Publication Date: 25/10/2018
In the not-too-distant future, Earth has colonised Mars. But not all is well between these two neighbours.
Hakan Veil is a genetically engineered human weapon, stuck on Mars and short on funds. Coerced into helping an Earth audit of the Martian colonies, he is tasked with protecting person-of-interest Madison Madekwe. But when he fails and Madekwe is abducted, Hakan must hunt down her kidnappers across the Red Planet.
As the search goes on, Veil discovers that he has not been told the whole truth, and there may just be more to the audit than a financial investigation . . .
Like many, I first became aware of Richard Morgan through the Netflix adaptation of Altered Carbon. So when I saw he had a new release out, I thought it was worth trying.
Unfortunately, Thin Air is a very frustrating book. There’s a lot to like about it, but it never quite seems to come together. Since this is largely a character-driven story, we’ll start with Veil.
I imagine (and hope) it would be hard for most readers to relate to Veil, being as he is a one man murderous horde. That’s not inherently a problem, but he does come off as one-dimensional, and lacking agency. Far too many of his discoveries during the infiltration come from other characters simply telling him things without any real motivation to do so. And his, admittedly unique method of interrogation – ask questions, have wild sex with witness/suspect, ask some more questions – leaves a lot to be desired.
The plotting works fine, for the most part, though i do prefer my crime to be a little leaner and a lot tighter, but the divergences here by and large come together in the end.
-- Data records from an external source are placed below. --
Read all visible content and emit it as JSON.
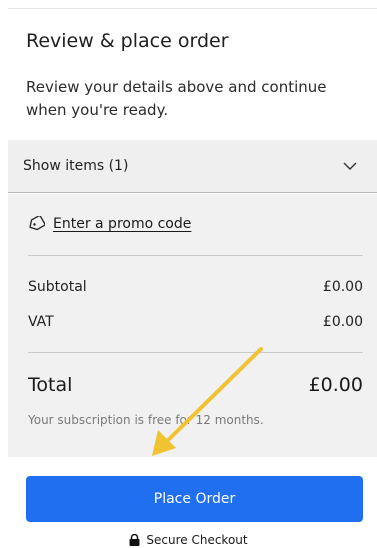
{
  "review": {
    "title": "Review & place order",
    "description": "Review your details above and continue when you're ready."
  },
  "items": {
    "toggle_label": "Show items (1)"
  },
  "promo": {
    "label": "Enter a promo code"
  },
  "summary": {
    "subtotal_label": "Subtotal",
    "subtotal_value": "£0.00",
    "vat_label": "VAT",
    "vat_value": "£0.00",
    "total_label": "Total",
    "total_value": "£0.00",
    "note": "Your subscription is free for 12 months."
  },
  "actions": {
    "place_order_label": "Place Order"
  },
  "footer": {
    "secure_label": "Secure Checkout"
  },
  "colors": {
    "accent": "#1f6ff0",
    "annotation_arrow": "#f1c232"
  },
  "icons": [
    "chevron-down-icon",
    "tag-icon",
    "lock-icon",
    "annotation-arrow"
  ]
}
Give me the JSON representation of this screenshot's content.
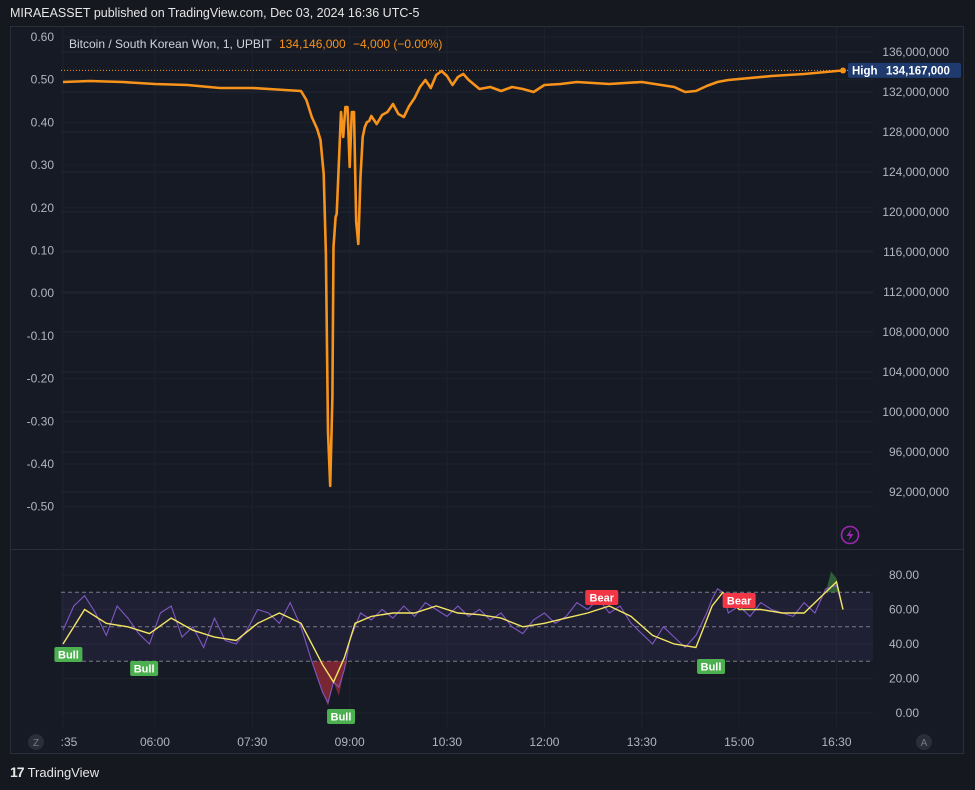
{
  "header": {
    "publisher_line": "MIRAEASSET published on TradingView.com, Dec 03, 2024 16:36 UTC-5"
  },
  "legend": {
    "symbol": "Bitcoin / South Korean Won, 1, UPBIT",
    "price": "134,146,000",
    "change": "−4,000 (−0.00%)"
  },
  "high_label": {
    "label": "High",
    "value": "134,167,000"
  },
  "footer": {
    "brand": "TradingView"
  },
  "colors": {
    "price_line": "#f7931a",
    "rsi_line": "#7e57c2",
    "signal_line": "#f5e663",
    "bull": "#4caf50",
    "bear": "#f23645",
    "high_badge": "#1e3a6e",
    "accent_icon": "#9c27b0"
  },
  "chart_data": [
    {
      "type": "line",
      "title": "Bitcoin / South Korean Won, 1, UPBIT",
      "ylim": [
        90000000,
        137500000
      ],
      "left_axis_ticks": [
        "0.60",
        "0.50",
        "0.40",
        "0.30",
        "0.20",
        "0.10",
        "0.00",
        "-0.10",
        "-0.20",
        "-0.30",
        "-0.40",
        "-0.50"
      ],
      "right_axis_ticks": [
        "136,000,000",
        "132,000,000",
        "128,000,000",
        "124,000,000",
        "120,000,000",
        "116,000,000",
        "112,000,000",
        "108,000,000",
        "104,000,000",
        "100,000,000",
        "96,000,000",
        "92,000,000"
      ],
      "x_ticks": [
        ":35",
        "06:00",
        "07:30",
        "09:00",
        "10:30",
        "12:00",
        "13:30",
        "15:00",
        "16:30"
      ],
      "series": [
        {
          "x": [
            "04:35",
            "05:00",
            "05:30",
            "05:45",
            "06:00",
            "06:30",
            "07:00",
            "07:30",
            "08:00",
            "08:15",
            "08:20",
            "08:25",
            "08:30",
            "08:33",
            "08:36",
            "08:38",
            "08:40",
            "08:42",
            "08:44",
            "08:45",
            "08:47",
            "08:48",
            "08:50",
            "08:52",
            "08:54",
            "08:56",
            "08:58",
            "09:00",
            "09:02",
            "09:04",
            "09:06",
            "09:08",
            "09:10",
            "09:12",
            "09:14",
            "09:16",
            "09:18",
            "09:20",
            "09:25",
            "09:30",
            "09:35",
            "09:40",
            "09:45",
            "09:50",
            "09:55",
            "10:00",
            "10:05",
            "10:10",
            "10:15",
            "10:20",
            "10:25",
            "10:30",
            "10:35",
            "10:40",
            "10:45",
            "10:50",
            "11:00",
            "11:10",
            "11:20",
            "11:30",
            "11:40",
            "11:50",
            "12:00",
            "12:15",
            "12:30",
            "13:00",
            "13:30",
            "14:00",
            "14:10",
            "14:20",
            "14:30",
            "14:40",
            "14:50",
            "15:00",
            "15:30",
            "16:00",
            "16:30",
            "16:36"
          ],
          "y": [
            133000000,
            133100000,
            133000000,
            132900000,
            132800000,
            132700000,
            132400000,
            132400000,
            132200000,
            132100000,
            131200000,
            129500000,
            128300000,
            127200000,
            123800000,
            115800000,
            98000000,
            92600000,
            101500000,
            116500000,
            119500000,
            119800000,
            125000000,
            130000000,
            127500000,
            130500000,
            130500000,
            124500000,
            130000000,
            130000000,
            119000000,
            116800000,
            123500000,
            127500000,
            128500000,
            129000000,
            129100000,
            129600000,
            128800000,
            129700000,
            130000000,
            130800000,
            129800000,
            129500000,
            130600000,
            131400000,
            132500000,
            133200000,
            132400000,
            133700000,
            134100000,
            133600000,
            132700000,
            133500000,
            133800000,
            133200000,
            132300000,
            132500000,
            132100000,
            132500000,
            132300000,
            132000000,
            132700000,
            132800000,
            133000000,
            132800000,
            133000000,
            132500000,
            132000000,
            132100000,
            132600000,
            133000000,
            133200000,
            133300000,
            133600000,
            133800000,
            134100000,
            134146000
          ]
        }
      ],
      "annotations": [
        "High 134,167,000"
      ]
    },
    {
      "type": "line",
      "ylim": [
        0,
        85
      ],
      "y_ticks": [
        "80.00",
        "60.00",
        "40.00",
        "20.00",
        "0.00"
      ],
      "bands": [
        30,
        50,
        70
      ],
      "series": [
        {
          "x": [
            "04:35",
            "04:45",
            "04:55",
            "05:05",
            "05:15",
            "05:25",
            "05:35",
            "05:45",
            "05:55",
            "06:05",
            "06:15",
            "06:25",
            "06:35",
            "06:45",
            "06:55",
            "07:05",
            "07:15",
            "07:25",
            "07:35",
            "07:45",
            "07:55",
            "08:05",
            "08:15",
            "08:25",
            "08:35",
            "08:40",
            "08:45",
            "08:50",
            "08:55",
            "09:00",
            "09:10",
            "09:20",
            "09:30",
            "09:40",
            "09:50",
            "10:00",
            "10:10",
            "10:20",
            "10:30",
            "10:40",
            "10:50",
            "11:00",
            "11:10",
            "11:20",
            "11:30",
            "11:40",
            "11:50",
            "12:00",
            "12:10",
            "12:20",
            "12:30",
            "12:40",
            "12:50",
            "13:00",
            "13:10",
            "13:20",
            "13:30",
            "13:40",
            "13:50",
            "14:00",
            "14:10",
            "14:20",
            "14:30",
            "14:35",
            "14:40",
            "14:45",
            "14:50",
            "15:00",
            "15:10",
            "15:20",
            "15:30",
            "15:40",
            "15:50",
            "16:00",
            "16:10",
            "16:20",
            "16:30",
            "16:36"
          ],
          "y": [
            48,
            62,
            68,
            58,
            45,
            62,
            55,
            46,
            40,
            58,
            62,
            44,
            50,
            38,
            55,
            42,
            40,
            48,
            60,
            58,
            52,
            64,
            50,
            30,
            12,
            6,
            18,
            15,
            25,
            42,
            58,
            54,
            60,
            55,
            62,
            56,
            64,
            60,
            56,
            62,
            56,
            60,
            54,
            58,
            50,
            46,
            54,
            58,
            52,
            56,
            64,
            60,
            66,
            58,
            62,
            52,
            46,
            40,
            50,
            44,
            38,
            45,
            58,
            66,
            72,
            70,
            58,
            62,
            56,
            64,
            60,
            58,
            56,
            64,
            58,
            72,
            74,
            60
          ]
        },
        {
          "x": [
            "04:35",
            "04:55",
            "05:15",
            "05:35",
            "05:55",
            "06:15",
            "06:35",
            "06:55",
            "07:15",
            "07:35",
            "07:55",
            "08:15",
            "08:35",
            "08:45",
            "08:55",
            "09:05",
            "09:20",
            "09:40",
            "10:00",
            "10:20",
            "10:40",
            "11:00",
            "11:20",
            "11:40",
            "12:00",
            "12:20",
            "12:40",
            "13:00",
            "13:20",
            "13:40",
            "14:00",
            "14:20",
            "14:35",
            "14:45",
            "15:00",
            "15:20",
            "15:40",
            "16:00",
            "16:20",
            "16:30",
            "16:36"
          ],
          "y": [
            40,
            60,
            52,
            50,
            46,
            55,
            48,
            44,
            42,
            52,
            58,
            52,
            28,
            18,
            32,
            52,
            56,
            58,
            58,
            62,
            58,
            57,
            55,
            50,
            52,
            55,
            58,
            62,
            56,
            45,
            40,
            38,
            62,
            70,
            60,
            60,
            58,
            58,
            70,
            76,
            60
          ]
        }
      ],
      "signals": [
        {
          "label": "Bull",
          "time": "04:40"
        },
        {
          "label": "Bull",
          "time": "05:50"
        },
        {
          "label": "Bull",
          "time": "08:52"
        },
        {
          "label": "Bear",
          "time": "12:53"
        },
        {
          "label": "Bear",
          "time": "15:00"
        },
        {
          "label": "Bull",
          "time": "14:34"
        }
      ]
    }
  ],
  "icons": {
    "zoom_left": "Z",
    "auto_right": "A",
    "lightning": "lightning-icon"
  }
}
There’s a wonderful juxtaposition between the hardboiled Bradbury city scenes and the later, almost pulpy encounter with a religious sect out in the Martian wilds. The suspense and intrigue are both well-maintained, even if the eventual reveal is a little tired.
The scene that sticks in my mind most is from around the middle act, where Veil sneaks through an (obligatory) warehouse district, and reflects on various horrors and misbegotten experiments that are said to be trapped within. I can’t help but feel any one of those rumours would have made a novel more to my taste than the one I got.
Ultimately, Thin Air is stronger in its opening, noir-ish act, than once the plot really gets going. It is by no means a bad story, just not the one I wanted to read.